↓ Skip to main content

Geographical Variation in Psychiatric Admissions Among Recipients of Public Assistance

Overview of attention for article published in Journal of Epidemiology, July 2019
Altmetric Badge

About this Attention Score

  • In the top 5% of all research outputs scored by Altmetric
  • One of the highest-scoring outputs from this source (#10 of 461)
  • High Attention Score compared to outputs of the same age (96th percentile)
  • High Attention Score compared to outputs of the same age and source (87th percentile)

Mentioned by

twitter
85 tweeters
googleplus
1 Google+ user

Readers on

mendeley
5 Mendeley
You are seeing a free-to-access but limited selection of the activity Altmetric has collected about this research output. Click here to find out more.
Title
Geographical Variation in Psychiatric Admissions Among Recipients of Public Assistance
Published in
Journal of Epidemiology, July 2019
DOI 10.2188/jea.je20180066
Pubmed ID
Authors

Yasuyuki Okumura, Nobuo Sakata, Hisateru Tachimori, Tadashi Takeshima

Abstract

Understanding the area-specific resource use of inpatient psychiatric care is essential for the efficient use of the public assistance system. This study aimed to assess the geographical variation in psychiatric admissions and to identify the prefecture-level determinants of psychiatric admissions among recipients of public assistance in Japan. We identified all recipients of public assistance who were hospitalized in a psychiatric ward in May 2014, 2015, or 2016 using the Fact-finding Survey on Medical Assistance. The age- and sex-standardized number of psychiatric admissions was calculated for each of the 47 prefectures, using direct and indirect standardization methods. A total of 46,559 psychiatric inpatients were identified in May 2016. The number of psychiatric admissions per 100,000 population was 36.6. We found a 7.1-fold difference between the prefectures with the highest (Nagasaki) and lowest (Nagano) numbers of admissions. The method of decomposing explained variance in the multiple regression model showed that the number of psychiatric beds per 100,000 population and the number of recipients of public assistance per 1,000 population were the most important determinants of the number of psychiatric admissions (R2 = 28% and R2 = 23%, respectively). The sensitivity analyses, using medical cost as the outcome and data from different survey years and subgroups, showed similar findings. We identified a large geographical variation in the number and total medical cost of psychiatric admissions among recipients of public assistance. Our findings should encourage policy makers to assess the rationale for this variation and consider strategies for reducing it.

Twitter Demographics

The data shown below were collected from the profiles of 85 tweeters who shared this research output. Click here to find out more about how the information was compiled.

Mendeley readers

The data shown below were compiled from readership statistics for 5 Mendeley readers of this research output. Click here to see the associated Mendeley record.

Geographical breakdown

Country Count As %
Unknown 5 100%

Demographic breakdown

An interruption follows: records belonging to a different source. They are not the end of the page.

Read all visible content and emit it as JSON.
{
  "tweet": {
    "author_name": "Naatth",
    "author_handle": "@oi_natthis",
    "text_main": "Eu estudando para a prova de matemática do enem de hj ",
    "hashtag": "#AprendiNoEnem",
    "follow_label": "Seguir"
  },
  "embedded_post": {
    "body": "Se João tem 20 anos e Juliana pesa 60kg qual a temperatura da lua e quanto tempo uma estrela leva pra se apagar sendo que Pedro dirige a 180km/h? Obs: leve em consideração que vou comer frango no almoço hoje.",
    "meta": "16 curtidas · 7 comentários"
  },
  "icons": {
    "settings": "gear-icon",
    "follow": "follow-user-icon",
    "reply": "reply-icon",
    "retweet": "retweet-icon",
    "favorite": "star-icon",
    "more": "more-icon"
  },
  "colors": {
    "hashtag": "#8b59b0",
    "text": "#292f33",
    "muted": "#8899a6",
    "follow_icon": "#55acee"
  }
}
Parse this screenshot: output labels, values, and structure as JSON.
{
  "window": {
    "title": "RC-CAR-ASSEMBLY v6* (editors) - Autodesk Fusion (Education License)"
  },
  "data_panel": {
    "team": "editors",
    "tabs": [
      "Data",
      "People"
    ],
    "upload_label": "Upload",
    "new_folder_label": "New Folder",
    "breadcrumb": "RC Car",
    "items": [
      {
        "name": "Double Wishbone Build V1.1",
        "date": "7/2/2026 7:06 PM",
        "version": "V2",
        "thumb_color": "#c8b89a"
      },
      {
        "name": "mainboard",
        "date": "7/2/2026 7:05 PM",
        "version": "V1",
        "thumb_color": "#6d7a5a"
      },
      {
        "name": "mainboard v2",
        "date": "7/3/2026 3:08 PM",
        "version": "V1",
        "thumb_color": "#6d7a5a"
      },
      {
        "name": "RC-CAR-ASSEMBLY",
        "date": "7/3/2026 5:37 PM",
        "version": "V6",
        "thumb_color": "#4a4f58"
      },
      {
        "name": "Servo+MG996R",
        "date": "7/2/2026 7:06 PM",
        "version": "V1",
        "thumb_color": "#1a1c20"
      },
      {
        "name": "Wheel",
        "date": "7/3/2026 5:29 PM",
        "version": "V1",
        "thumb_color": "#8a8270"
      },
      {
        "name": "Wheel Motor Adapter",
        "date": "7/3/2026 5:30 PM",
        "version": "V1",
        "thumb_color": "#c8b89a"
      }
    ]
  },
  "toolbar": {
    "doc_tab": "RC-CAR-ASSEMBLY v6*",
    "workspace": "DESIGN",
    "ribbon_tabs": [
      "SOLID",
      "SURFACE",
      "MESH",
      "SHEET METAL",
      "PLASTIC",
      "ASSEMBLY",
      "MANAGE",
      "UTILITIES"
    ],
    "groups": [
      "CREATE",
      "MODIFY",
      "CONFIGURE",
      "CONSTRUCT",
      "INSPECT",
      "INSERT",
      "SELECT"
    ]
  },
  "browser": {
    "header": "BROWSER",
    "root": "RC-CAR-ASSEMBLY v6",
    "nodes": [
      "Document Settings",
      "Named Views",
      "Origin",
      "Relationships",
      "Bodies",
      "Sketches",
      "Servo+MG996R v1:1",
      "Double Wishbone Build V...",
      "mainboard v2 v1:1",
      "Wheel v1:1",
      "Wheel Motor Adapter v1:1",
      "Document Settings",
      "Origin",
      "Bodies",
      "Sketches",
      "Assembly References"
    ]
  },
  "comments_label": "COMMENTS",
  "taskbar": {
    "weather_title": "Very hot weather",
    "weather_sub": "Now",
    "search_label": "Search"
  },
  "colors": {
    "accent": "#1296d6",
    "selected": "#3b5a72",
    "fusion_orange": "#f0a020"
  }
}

Readers by professional status Count As %
Student > Master 3 60%
Researcher 2 40%
Lecturer 1 20%
Readers by discipline Count As %
Unspecified 2 40%
Economics, Econometrics and Finance 1 20%
Pharmacology, Toxicology and Pharmaceutical Science 1 20%
Psychology 1 20%
Medicine and Dentistry 1 20%
Other 0 0%

Attention Score in Context

This research output has an Altmetric Attention Score of 65. This is our high-level measure of the quality and quantity of online attention that it has received. This Attention Score, as well as the ranking and number of research outputs shown below, was calculated when the research output was last mentioned on 09 April 2019.
All research outputs
#250,958
of 13,194,266 outputs
Outputs from Journal of Epidemiology
#10
of 461 outputs
Outputs of similar age
#10,161
of 266,273 outputs
Outputs of similar age from Journal of Epidemiology
#1
of 8 outputs
Altmetric has tracked 13,194,266 research outputs across all sources so far. Compared to these this one has done particularly well and is in the 98th percentile: it's in the top 5% of all research outputs ever tracked by Altmetric.
So far Altmetric has tracked 461 research outputs from this source. They typically receive a little more attention than average, with a mean Attention Score of 7.4. This one has done particularly well, scoring higher than 97% of its peers.
Older research outputs will score higher simply because they've had more time to accumulate mentions. To account for age we can compare this Altmetric Attention Score to the 266,273 tracked outputs that were published within six weeks on either side of this one in any source. This one has done particularly well, scoring higher than 96% of its contemporaries.
We're also able to compare this research output to 8 others from the same source and published within six weeks on either side of this one. This one has scored higher than all of them